Mammoet’s wind innovation challenge aims to find solutions for safe and efficient load transfer between two floating vessels, and methods to reduce the cost of wind turbine maintenance.
Earlier in 2022 the final of the 5th offshore wind innovation challenge showcased two such options – the SkyLifter and Seaqualize. SkyLifter is a solar electric air crane that can vertically lift payloads, up to 250 tonnes, beyond the technical limits of the largest helicopters.
Comprising a lenticular aerostat and an underslung pod, it is a lighter than air vessel designed to remain in a geo-stationary position with minimal energy expenditure.
Should the idea fly the weight considerations and its eight load suspension lines will make for some interesting solutions below the hook.
The Seaqualize Delta is a hook-suspended unit that turns a standard heavy lifting crane into a high-performance active heave-compensated crane.
It allows operations such as floating transition piece installations, feeder barge lifts of delicate components such as turbine nacelles, and even transfers from feeder barge to floating heavy lift vessel to take place more reliably.
During feeder barge operations it can offer more than 80 per cent higher workability during winter months, vastly extending the envelopes during which work can take place, and so keeping expensive specialist vessels busy.
Rated for 600 tonnes, its full passive load control ensures smooth motion with no accidental lift-offs or re-hits, resulting in a more productive and safer workplace.

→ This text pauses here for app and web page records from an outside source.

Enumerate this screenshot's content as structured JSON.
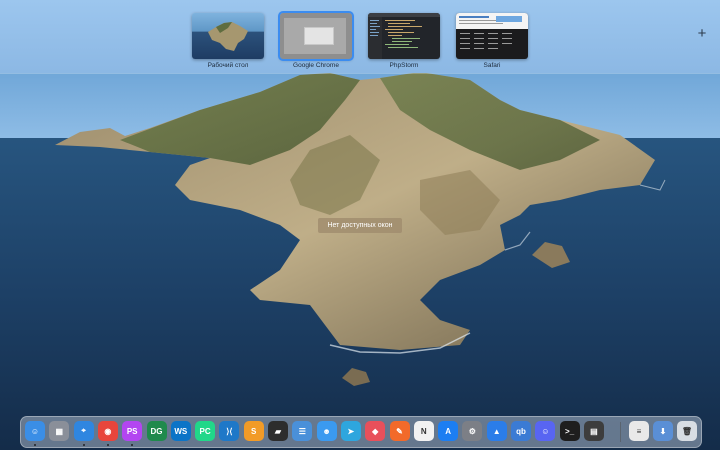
{
  "spaces": [
    {
      "label": "Рабочий стол",
      "active": false
    },
    {
      "label": "Google Chrome",
      "active": true
    },
    {
      "label": "PhpStorm",
      "active": false
    },
    {
      "label": "Safari",
      "active": false
    }
  ],
  "add_space_label": "+",
  "no_windows_text": "Нет доступных окон",
  "dock": {
    "items": [
      {
        "name": "finder-icon",
        "glyph": "☺",
        "color": "#3a8ee6",
        "running": true
      },
      {
        "name": "launchpad-icon",
        "glyph": "▦",
        "color": "#8a8f99",
        "running": false
      },
      {
        "name": "safari-icon",
        "glyph": "⌖",
        "color": "#2f86e0",
        "running": true
      },
      {
        "name": "chrome-icon",
        "glyph": "◉",
        "color": "#e8453c",
        "running": true
      },
      {
        "name": "phpstorm-icon",
        "glyph": "PS",
        "color": "#b345f1",
        "running": true
      },
      {
        "name": "datagrip-icon",
        "glyph": "DG",
        "color": "#1f8a4c",
        "running": false
      },
      {
        "name": "webstorm-icon",
        "glyph": "WS",
        "color": "#0b74c7",
        "running": false
      },
      {
        "name": "pycharm-icon",
        "glyph": "PC",
        "color": "#21d789",
        "running": false
      },
      {
        "name": "vscode-icon",
        "glyph": "⟩⟨",
        "color": "#1e78c8",
        "running": false
      },
      {
        "name": "sublime-icon",
        "glyph": "S",
        "color": "#f29b27",
        "running": false
      },
      {
        "name": "terminal-app-icon",
        "glyph": "▰",
        "color": "#2d2d2d",
        "running": false
      },
      {
        "name": "database-icon",
        "glyph": "☰",
        "color": "#4a90d9",
        "running": false
      },
      {
        "name": "finder-duplicate-icon",
        "glyph": "☻",
        "color": "#3b9af0",
        "running": false
      },
      {
        "name": "telegram-icon",
        "glyph": "➤",
        "color": "#2ea6de",
        "running": false
      },
      {
        "name": "shortcuts-icon",
        "glyph": "◆",
        "color": "#e8505b",
        "running": false
      },
      {
        "name": "pencil-app-icon",
        "glyph": "✎",
        "color": "#f26a2a",
        "running": false
      },
      {
        "name": "notion-icon",
        "glyph": "N",
        "color": "#f2f2f2",
        "running": false
      },
      {
        "name": "app-store-icon",
        "glyph": "A",
        "color": "#1c7ef2",
        "running": false
      },
      {
        "name": "system-preferences-icon",
        "glyph": "⚙",
        "color": "#7c7f86",
        "running": false
      },
      {
        "name": "testflight-icon",
        "glyph": "▲",
        "color": "#2b7de9",
        "running": false
      },
      {
        "name": "qbittorrent-icon",
        "glyph": "qb",
        "color": "#3b7bd4",
        "running": false
      },
      {
        "name": "discord-icon",
        "glyph": "☺",
        "color": "#5865f2",
        "running": false
      },
      {
        "name": "terminal-icon",
        "glyph": ">_",
        "color": "#1e1e1e",
        "running": false
      },
      {
        "name": "calculator-icon",
        "glyph": "▤",
        "color": "#3d3d3d",
        "running": false
      },
      {
        "name": "document-icon",
        "glyph": "≡",
        "color": "#e9e9e9",
        "running": false
      },
      {
        "name": "downloads-icon",
        "glyph": "⬇",
        "color": "#5a8fd6",
        "running": false
      },
      {
        "name": "trash-icon",
        "glyph": "🗑",
        "color": "#d8dde3",
        "running": false
      }
    ]
  }
}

Continuing development of below the hook devices can only lead to better lifting work, and with the ongoing implementation of automation, safety on site should only continue to improve.